The promise to build 260 childcare centres has been abandoned, and even the much vaunted agreement on health and hospitals failed to include every state, and in any event will not show any discernable impact on how hospitals are run for another five years. Even the pledge to participate in a series of three leaders’ debates leading up to the election appears to be floating away in the breeze. That in itself might be a minor thing, but it is just one more piece of the picture that Australians will be forming in their minds as they consider their options at the ballot box.

All of this adds up to a series of policy failures and disappointments which can’t help but take the gloss off the reputation of the government. Add to that the concerns about government debt and the budget deficit, and it would seem that Tony Abbott and the opposition have plenty of ammunition as the election inexorably looms nearer.

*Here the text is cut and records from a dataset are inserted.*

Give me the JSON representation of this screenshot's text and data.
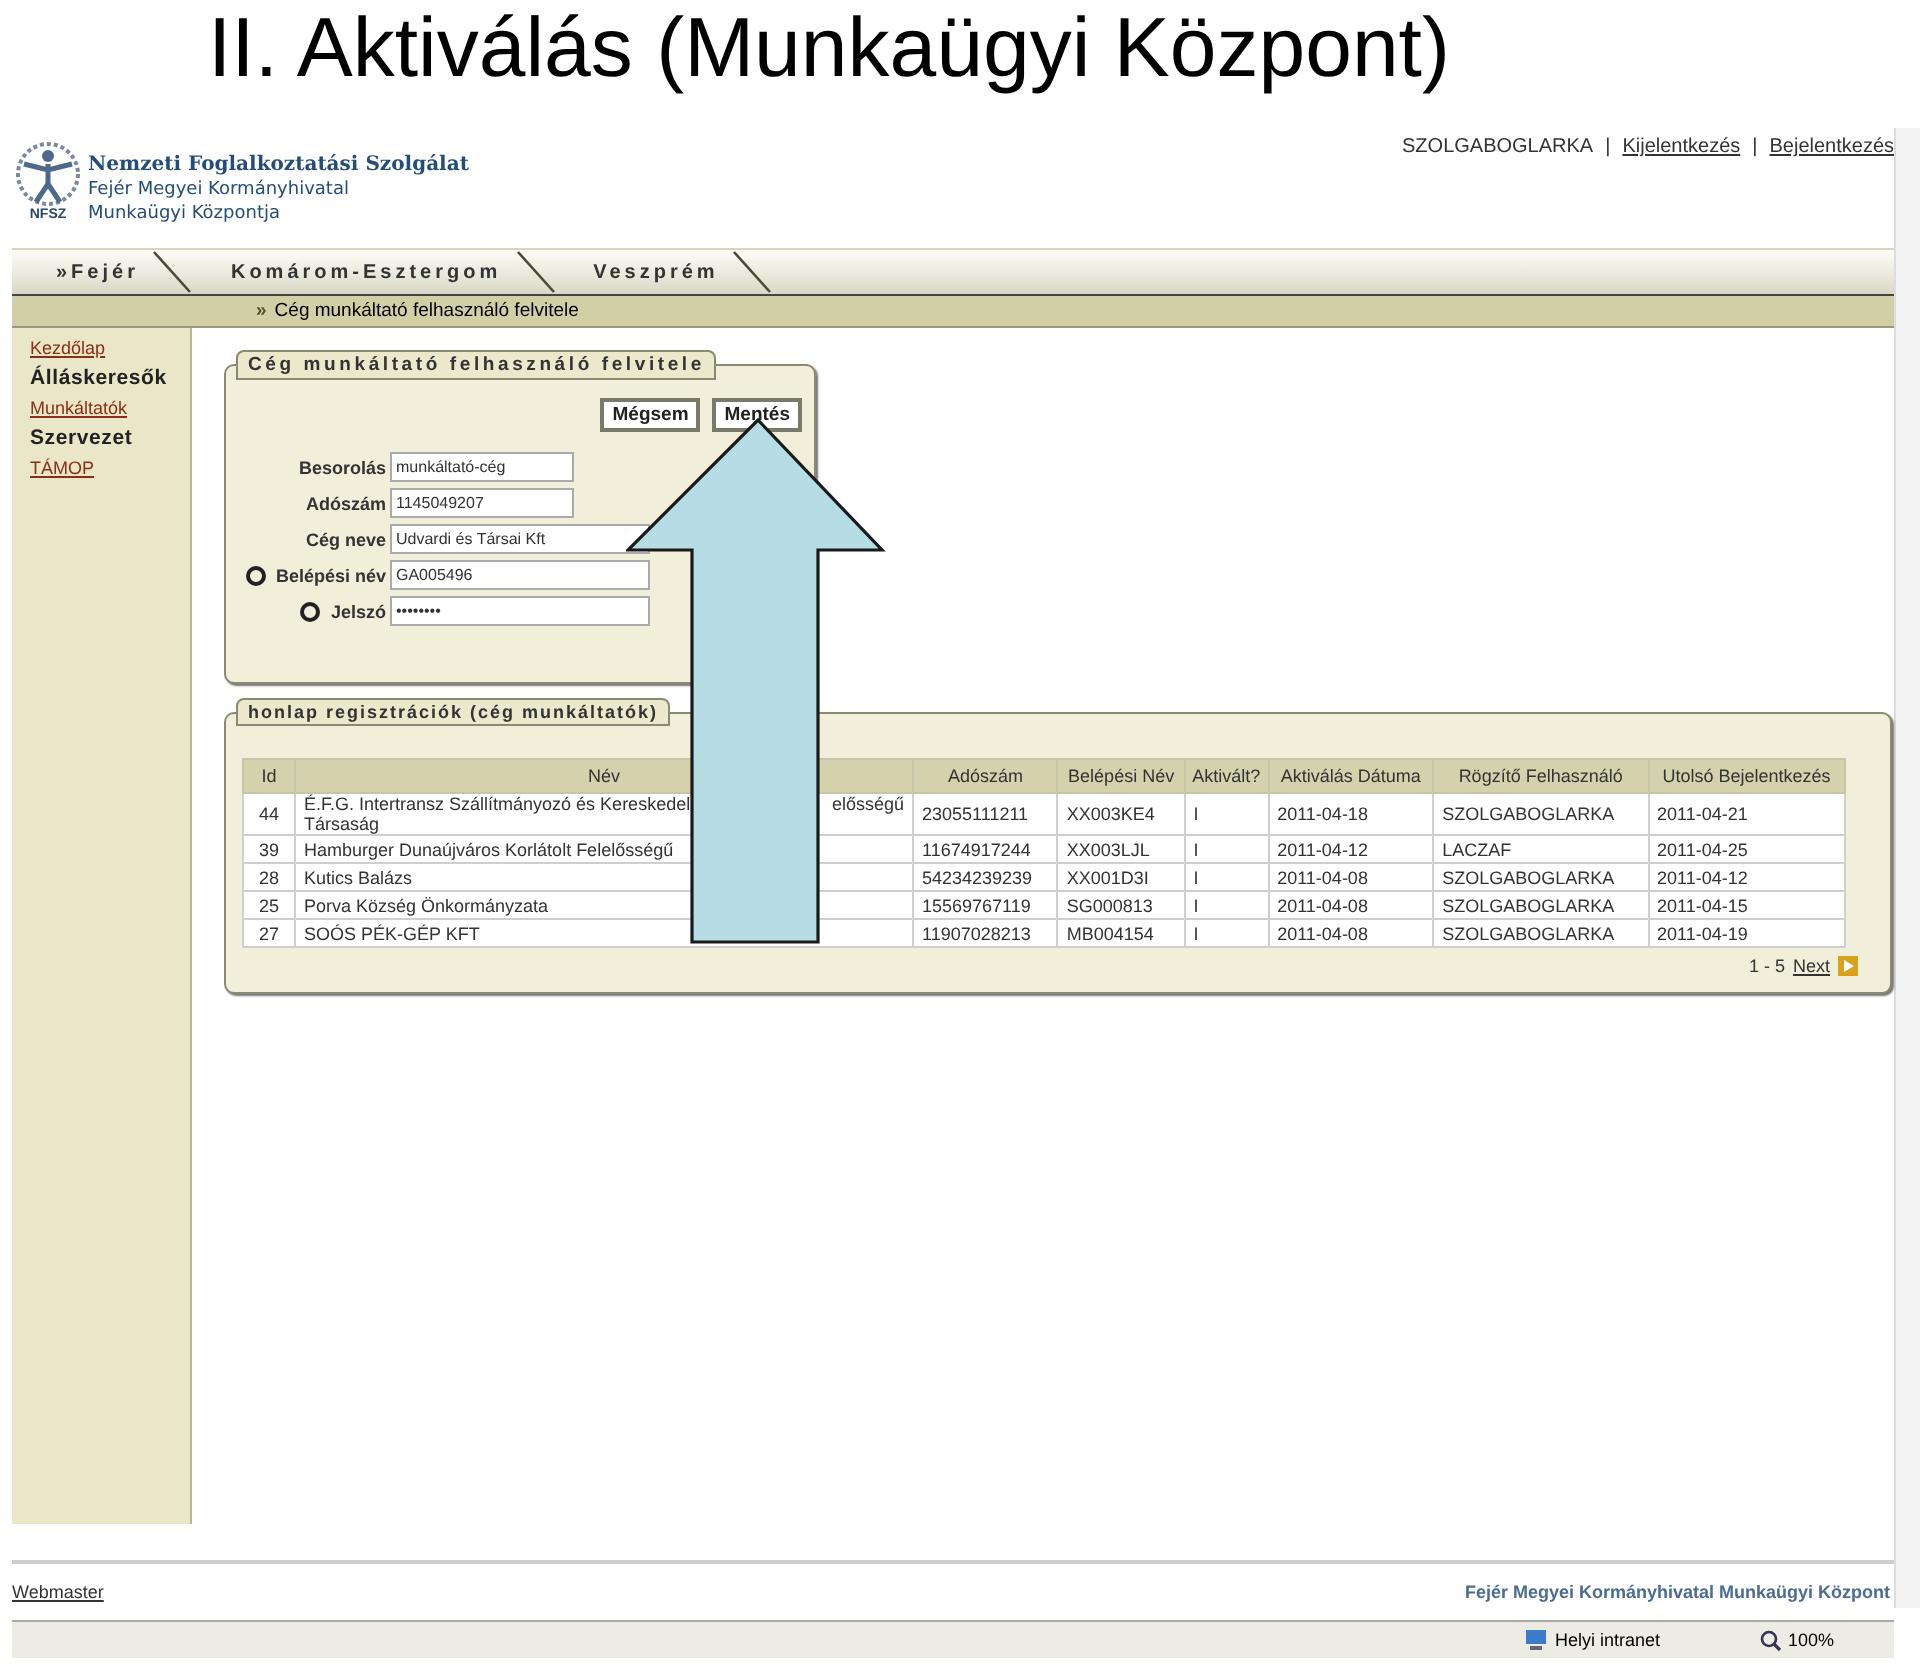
{
  "slide_title": "II. Aktiválás (Munkaügyi Központ)",
  "header": {
    "logo_caption": "NFSZ",
    "org_lines": [
      "Nemzeti Foglalkoztatási Szolgálat",
      "Fejér Megyei Kormányhivatal",
      "Munkaügyi Központja"
    ],
    "user": "SZOLGABOGLARKA",
    "separators": [
      "|",
      "|"
    ],
    "links": [
      "Kijelentkezés",
      "Bejelentkezés"
    ]
  },
  "tabs": [
    {
      "label": "»Fejér"
    },
    {
      "label": "Komárom-Esztergom"
    },
    {
      "label": "Veszprém"
    }
  ],
  "breadcrumb": {
    "mark": "»",
    "text": "Cég munkáltató felhasználó felvitele"
  },
  "sidebar": {
    "items": [
      {
        "label": "Kezdőlap",
        "kind": "link"
      },
      {
        "label": "Álláskeresők",
        "kind": "heading"
      },
      {
        "label": "Munkáltatók",
        "kind": "link"
      },
      {
        "label": "Szervezet",
        "kind": "heading"
      },
      {
        "label": "TÁMOP",
        "kind": "link"
      }
    ]
  },
  "form": {
    "title": "Cég munkáltató felhasználó felvitele",
    "buttons": [
      "Mégsem",
      "Mentés"
    ],
    "fields": [
      {
        "label": "Besorolás",
        "value": "munkáltató-cég",
        "marked": false,
        "wide": false
      },
      {
        "label": "Adószám",
        "value": "1145049207",
        "marked": false,
        "wide": false
      },
      {
        "label": "Cég neve",
        "value": "Udvardi és Társai Kft",
        "marked": false,
        "wide": true
      },
      {
        "label": "Belépési név",
        "value": "GA005496",
        "marked": true,
        "wide": true
      },
      {
        "label": "Jelszó",
        "value": "••••••••",
        "marked": true,
        "wide": true
      }
    ]
  },
  "table": {
    "title": "honlap regisztrációk (cég munkáltatók)",
    "columns": [
      "Id",
      "Név",
      "Adószám",
      "Belépési Név",
      "Aktivált?",
      "Aktiválás Dátuma",
      "Rögzítő Felhasználó",
      "Utolsó Bejelentkezés"
    ],
    "rows": [
      {
        "cells": [
          "44",
          [
            "É.F.G. Intertransz Szállítmányozó és Kereskedel",
            "elősségű",
            "Társaság"
          ],
          "23055111211",
          "XX003KE4",
          "I",
          "2011-04-18",
          "SZOLGABOGLARKA",
          "2011-04-21"
        ]
      },
      {
        "cells": [
          "39",
          [
            "Hamburger Dunaújváros Korlátolt Felelősségű"
          ],
          "11674917244",
          "XX003LJL",
          "I",
          "2011-04-12",
          "LACZAF",
          "2011-04-25"
        ]
      },
      {
        "cells": [
          "28",
          [
            "Kutics Balázs"
          ],
          "54234239239",
          "XX001D3I",
          "I",
          "2011-04-08",
          "SZOLGABOGLARKA",
          "2011-04-12"
        ]
      },
      {
        "cells": [
          "25",
          [
            "Porva Község Önkormányzata"
          ],
          "15569767119",
          "SG000813",
          "I",
          "2011-04-08",
          "SZOLGABOGLARKA",
          "2011-04-15"
        ]
      },
      {
        "cells": [
          "27",
          [
            "SOÓS PÉK-GÉP KFT"
          ],
          "11907028213",
          "MB004154",
          "I",
          "2011-04-08",
          "SZOLGABOGLARKA",
          "2011-04-19"
        ]
      }
    ],
    "pager": "1 - 5",
    "next": "Next"
  },
  "footer": {
    "left": "Webmaster",
    "right": "Fejér Megyei Kormányhivatal Munkaügyi Központ"
  },
  "status_bar": {
    "zone": "Helyi intranet",
    "zoom": "100%"
  }
}
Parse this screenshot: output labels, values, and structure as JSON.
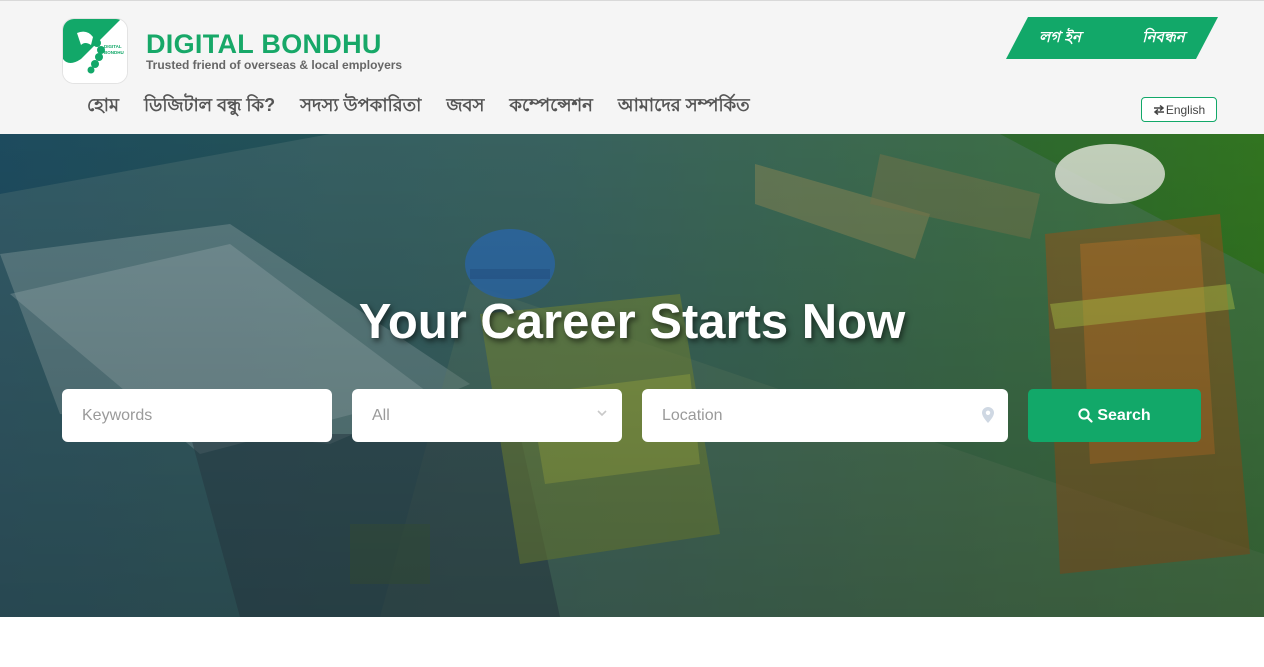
{
  "brand": {
    "name": "DIGITAL BONDHU",
    "tagline": "Trusted friend of overseas & local employers",
    "logo_text_line1": "DIGITAL",
    "logo_text_line2": "BONDHU"
  },
  "auth": {
    "login_label": "লগ ইন",
    "register_label": "নিবন্ধন"
  },
  "nav": {
    "items": [
      {
        "label": "হোম"
      },
      {
        "label": "ডিজিটাল বন্ধু কি?"
      },
      {
        "label": "সদস্য উপকারিতা"
      },
      {
        "label": "জবস"
      },
      {
        "label": "কম্পেন্সেশন"
      },
      {
        "label": "আমাদের সম্পর্কিত"
      }
    ]
  },
  "language": {
    "icon": "exchange-icon",
    "label": "English"
  },
  "hero": {
    "title": "Your Career Starts Now",
    "keywords_placeholder": "Keywords",
    "category_value": "All",
    "location_placeholder": "Location",
    "search_label": "Search"
  },
  "colors": {
    "brand_green": "#12a869",
    "header_bg": "#f5f5f5",
    "nav_text": "#555555"
  },
  "icons": {
    "category": "chevron-down-icon",
    "location": "map-marker-icon",
    "search": "search-icon"
  }
}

At this point, the government still commands the lead in the opinion polls, but the question is whether that can continue to be the case if there are any more embarrassments between now and the election.

Tuesday, April 27, 2010

Why The Flag Is Relevant… And The Debate Is Not

Although Ray Martin and Channel Nine appear to have done everything they can to provoke debate about changing the Australian flag, I am not really sure just how many people are keen to pursue the idea. Simply scheduling the discussion to be broadcast on Anzac Day could in itself be seen as being deliberately contentious, and there are no doubt some people who have been genuinely offended by the timing. But in spite having chosen to be as provocative as possible, there doesn’t appear to be any great uprising of Australians responding to the call to arms and demanding change.

Proponents of change suggest that the current flag is anachronistic, and no longer representative of modern day Australia. They suggest that the inclusion of the Union Jack in the top left corner amounts to having another country’s flag as part of our own, and reflects a time when Australia was a part of the British Empire, rather than the independent and sovereign Australia of today. They suggest that a significant number of Australians agree with these views, and therefore support changing the flag. Unfortunately, these assertions amount to a misrepresentation.

A survey conducted for Ausflag has found that 51% of Australians want a new flag without the Union Jack, with a further 19% undecided. While this represents a slender majority, it does not indicate an overwhelming force for change. However, it is not surprising given the considerable publicity given to the idea that the Union Jack somehow represents subservience to Britain. I suspect that many of the people who favour change do so because they have not been taught the meaning of the flag, and have been encouraged to embrace a new flag as a somewhat jingoistic statement of independence.

Unfortunately, they are not the only ones to have misunderstood or misinterpreted the significance of our flag. Supporters, with every good intention in the world, have sought to defend the current flag by saying that our armed forces have fought and died for our flag, or at the very least under it. It is a view which can lead to deeply held feelings, and to passionate argument, without grasping what is truly important. No one fought and died for the flag, they fought and died for what it represents, and that is the democratic freedoms and the principles of justice that form the foundations of our existence as a nation.

In that context, the presence of the Union Jack signifies not allegiance or subservience to Britain, but rather our living legacy of the Rule Of Law, including Common Law stretching back to the Magna Carta and beyond, Habeus Corpus and the Presumption Of Innocence, along with the Westminster system of Parliamentary Democracy, and the Separation Of Powers. That marks Australia as different from other nations which are founded on different, and in many cases less attractive, legal principles. Far from being anachronistic, those principles are more relevant now than ever before, and the only reason that anybody could think otherwise is because we are failing to teach our children the truth about what our flag actually means.